All that being said, one needs to be careful about overemphasizing the whiteness of Mormons. First, remember that most Mormon males are missionaries abroad at some point in their life, so it isn’t as if they are unfamiliar with societies where non-whites are the majority. And, it is probable that around half of Mormons in the world today are not white (the claims vary on this issue). But it is also notable that Mormons in the USA today are far less white than they were just a generation ago. To illustrate this point I’ve replicated some religious data from the Pew survey. I’ve highlighted in blue some historical mainline/liberal Protestant denominations, and in red some of their evangelical/conservative counterparts.
I basically repeated the title from Michael Eisen, who has the details over at his weblog. A minor side point, if I blog on a paper you can’t get access to, contact me and I’m sure I can fix that situation. In any case, the point here is that apparently Congress, thanks to the prodding of representative Carolyn Maloney, is attempting to end the practice whereby NIH funded research becomes “open” after 12 months. Here’s what Michael suggests you do:

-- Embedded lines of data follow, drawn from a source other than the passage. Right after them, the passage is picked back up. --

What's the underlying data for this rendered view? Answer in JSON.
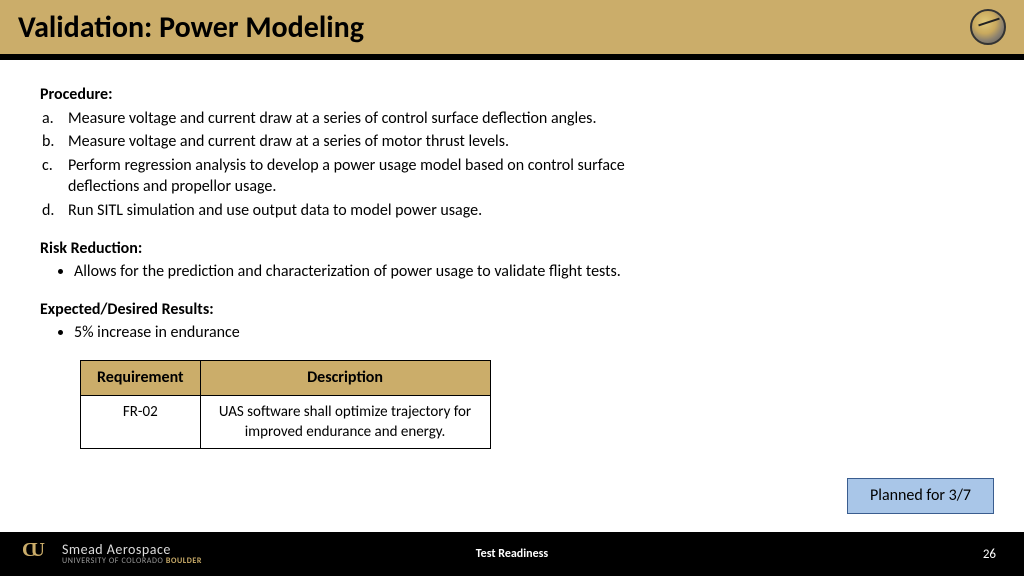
{
  "title": "Validation: Power Modeling",
  "procedure": {
    "heading": "Procedure:",
    "items": [
      {
        "marker": "a.",
        "text": "Measure voltage and current draw at a series of control surface deflection angles."
      },
      {
        "marker": "b.",
        "text": "Measure voltage and current draw at a series of motor thrust levels."
      },
      {
        "marker": "c.",
        "text": "Perform regression analysis to develop a power usage model based on control surface deflections and propellor usage."
      },
      {
        "marker": "d.",
        "text": "Run SITL simulation and use output data to model power usage."
      }
    ]
  },
  "risk": {
    "heading": "Risk Reduction:",
    "items": [
      "Allows for the prediction and characterization of power usage to validate flight tests."
    ]
  },
  "expected": {
    "heading": "Expected/Desired Results:",
    "items": [
      "5% increase in endurance"
    ]
  },
  "table": {
    "headers": {
      "req": "Requirement",
      "desc": "Description"
    },
    "rows": [
      {
        "req": "FR-02",
        "desc": "UAS software shall optimize trajectory for improved endurance and energy."
      }
    ]
  },
  "planned": "Planned for 3/7",
  "footer": {
    "org1": "Smead Aerospace",
    "org2a": "UNIVERSITY OF COLORADO ",
    "org2b": "BOULDER",
    "center": "Test Readiness",
    "page": "26"
  }
}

So I urge you to call/write/email/tweet Representative Maloney today, and tell her you support taxpayer access to biomedical research results. Ask her why she wants cancer patients to pay Elsevier $25 to access articles they’ve already paid for. And demand that she withdraw H.R. 3699.
Twitter: @RepMaloney @CarolynBMaloney
Email: Use this form
You can also write your own representative. If you don’t have a blog, or this issue isn’t part of your purview as a blogger, please “share” Michael’s post on Facebook, twitter, etc.